"Factors like binge-drinking have been linked to increased risk for heart disease, and the newer inflammatory model is beginning to explain how," said John Cullen, Ph.D., assistant professor in the Department of Surgery at the University of Rochester Medical Center. "One of our experiments found that acetaldehyde, at levels found in the blood after binge drinking, increased the number of monocytes that can adhere to cells lining blood vessels by 700 percent," said Cullen, who led the study.
Health psychologists argue that motivating people to stop binging depends upon their belief that it is harming them. Thus, the authors of the current study hope the results empower public health campaigns that discourage binge drinking.
In between infections and injuries, dormant monocytes ride along with the bloodstream until they "realize" they are passing by part of a blood vessel wall close to the site of an injury or infection, or in the case of atherosclerosis, the site of cholesterol buildup. At this point, adhesion molecules on the monocyte surfaces unfold and grab onto key proteins on the surface of blood vessel wall cells, resisting the surrounding blood flow.
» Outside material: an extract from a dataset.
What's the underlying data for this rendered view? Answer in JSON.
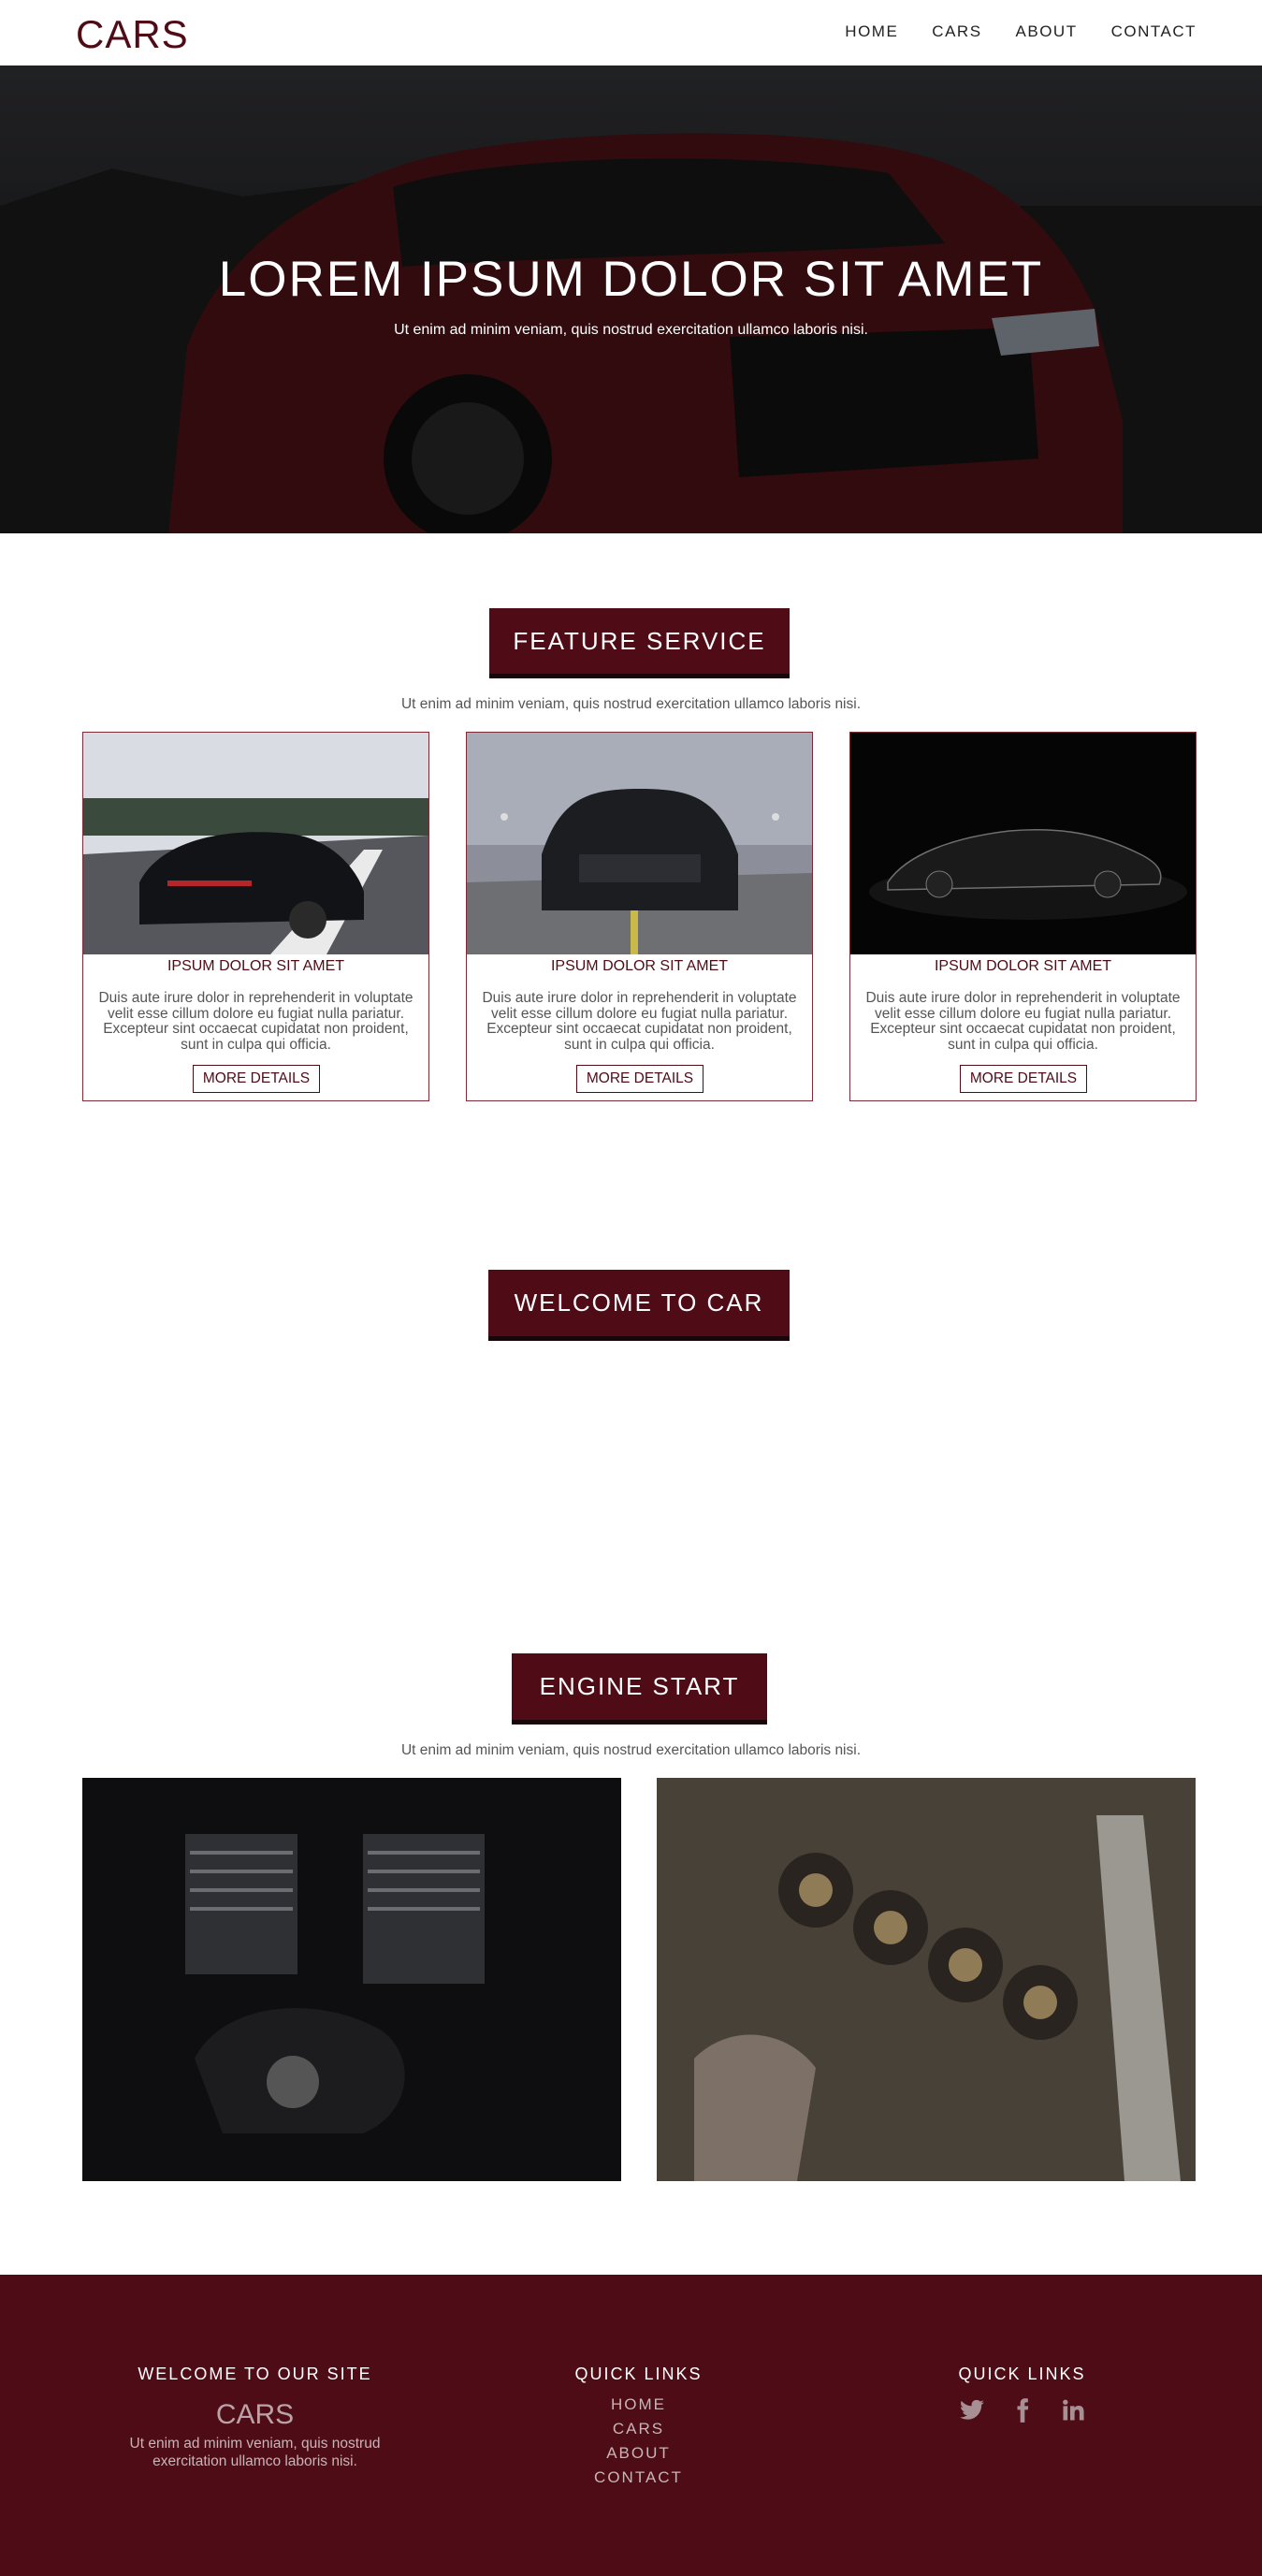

Whey they arrive on the scene, monocytes send out tethers, like anchors that snag the vessel wall. Once the monocyte swings close to the wall on its tether, it can then roll along the wall, getting stickier and sticker until it sticks in place permanently. Without this step, a major part of the immune component of atherosclerosis could not get underway.
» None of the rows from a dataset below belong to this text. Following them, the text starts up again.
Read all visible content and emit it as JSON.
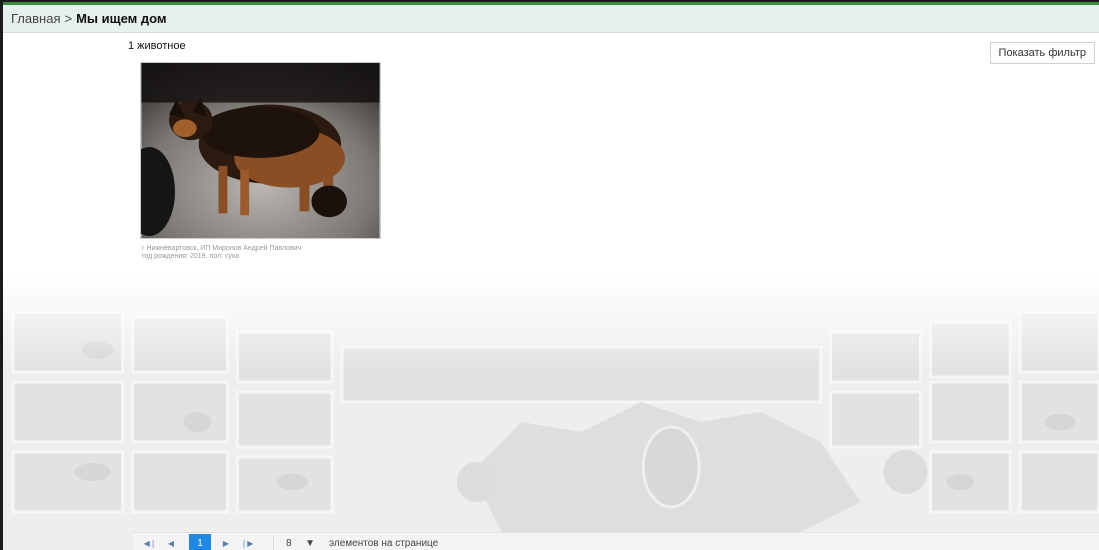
{
  "breadcrumb": {
    "home": "Главная",
    "separator": ">",
    "current": "Мы ищем дом"
  },
  "results": {
    "count_label": "1 животное"
  },
  "filter_button": {
    "label": "Показать фильтр"
  },
  "animals": [
    {
      "caption_line1": "г Нижневартовск, ИП Миронов Андрей Павлович",
      "caption_line2": "год рождения: 2019, пол: сука"
    }
  ],
  "pager": {
    "first_icon": "first-page-icon",
    "prev_icon": "prev-page-icon",
    "next_icon": "next-page-icon",
    "last_icon": "last-page-icon",
    "current_page": "1",
    "page_size": "8",
    "per_page_label": "элементов на странице"
  },
  "colors": {
    "accent": "#1e88e5",
    "breadcrumb_bg": "#e6f0ee",
    "top_strip": "#3b8c3b"
  }
}
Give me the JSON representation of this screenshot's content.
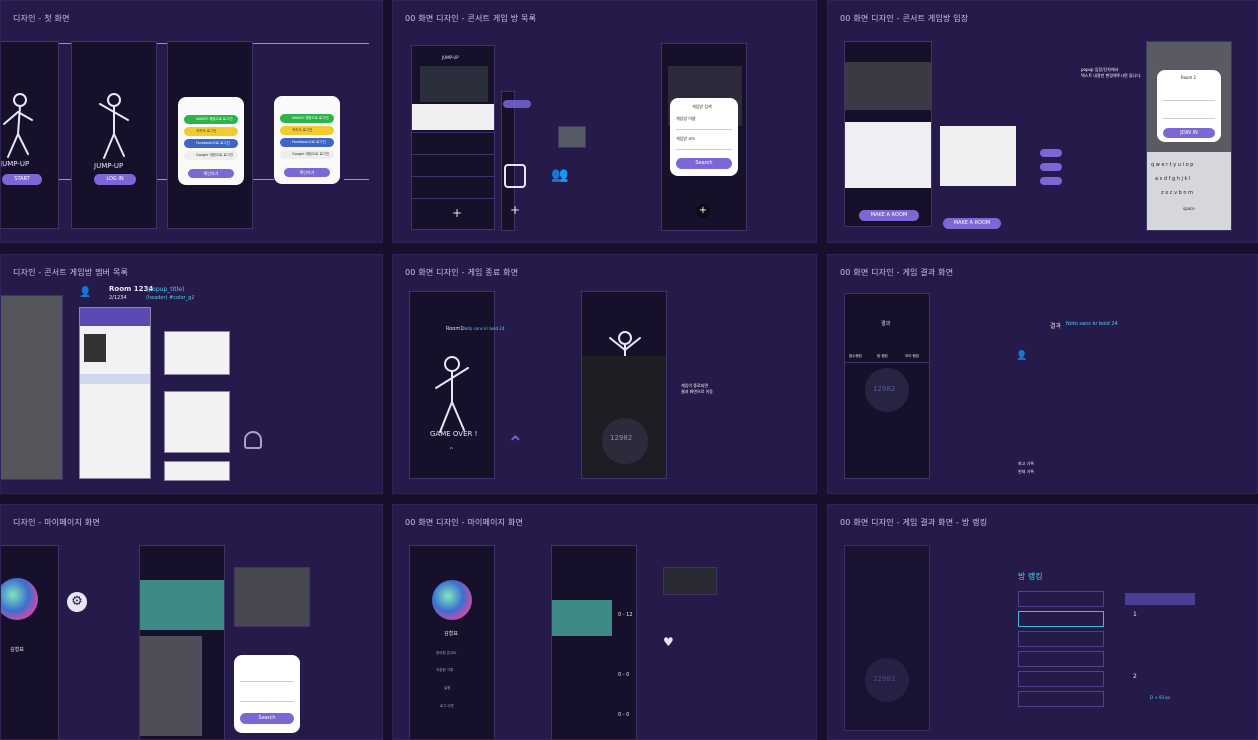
{
  "boards": [
    {
      "title": "디자인 - 첫 화면"
    },
    {
      "title": "00    화면 디자인 - 콘서트 게임 방 목록"
    },
    {
      "title": "00    화면 디자인 - 콘서트 게임방 입장"
    },
    {
      "title": "디자인 - 콘서트 게임방 멤버 목록"
    },
    {
      "title": "00    화면 디자인 - 게임 종료 화면"
    },
    {
      "title": "00    화면 디자인 - 게임 결과 화면"
    },
    {
      "title": "디자인 - 마이페이지 화면"
    },
    {
      "title": "00    화면 디자인 - 마이페이지 화면"
    },
    {
      "title": "00    화면 디자인 - 게임 결과 화면 - 방 랭킹"
    }
  ],
  "first_screen": {
    "start_label": "START",
    "app_name": "JUMP-UP",
    "login_label": "LOG IN",
    "app_name_partial": "JUMP-UP",
    "social": [
      "NAVER 계정으로 로그인",
      "카카오 로그인",
      "Facebook으로 로그인",
      "Google 계정으로 로그인"
    ],
    "confirm": "확인하기"
  },
  "room_list": {
    "header": "JUMP-UP",
    "search_popup_title": "게임방 검색",
    "room_name_label": "게임방 이름",
    "room_code_label": "게임방 코드",
    "search_button": "Search"
  },
  "room_enter": {
    "make_room": "MAKE A ROOM",
    "make_room_2": "MAKE A ROOM",
    "popup_note": "popup 입장/단차에서\n텍스트 내용만 변경해주시면 됩니다.",
    "room_title": "Room 1",
    "join_label": "JOIN IN",
    "keyboard_rows": [
      "q w e r t y u i o p",
      "a s d f g h j k l",
      "z x c v b n m"
    ],
    "space": "space"
  },
  "members": {
    "room_title": "Room 1234",
    "popup_title_note": "(popup_title)",
    "count": "2/1234",
    "header_note": "(header) #color_g2"
  },
  "game_over": {
    "room_label": "Room1",
    "font_note": "Noto sans kr bold 24",
    "game_over_text": "GAME OVER !",
    "score": "12982",
    "note": "게임이 종료되면\n결과 화면으로 이동"
  },
  "game_result": {
    "title": "결과",
    "font_note": "Noto sans kr bold 24",
    "tabs": [
      "점수랭킹",
      "팀 랭킹",
      "모아 랭킹"
    ],
    "score": "12982",
    "labels": [
      "최고 기록",
      "현재 기록"
    ]
  },
  "mypage": {
    "name": "김형표",
    "menu": [
      "참여한 콘서트",
      "저장한 기록",
      "설정",
      "로그 아웃"
    ],
    "search_button": "Search",
    "scores": [
      "0 - 12",
      "0 - 0",
      "0 - 0"
    ]
  },
  "ranking": {
    "title": "방 랭킹",
    "score": "12982",
    "entries": [
      "1",
      "2"
    ],
    "note": "D + 93 px"
  },
  "colors": {
    "bg": "#170f2c",
    "board": "#261a4a",
    "accent": "#7d67d4",
    "annotation": "#4fd0f0"
  }
}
In the current study, the team examined the effects of acetaldehyde on the ability of monocytes to home in on, tether to and roll along cells lining blood vessel walls. Researchers made cultures of the ce
|Contact: Greg Williams|
University of Rochester Medical Center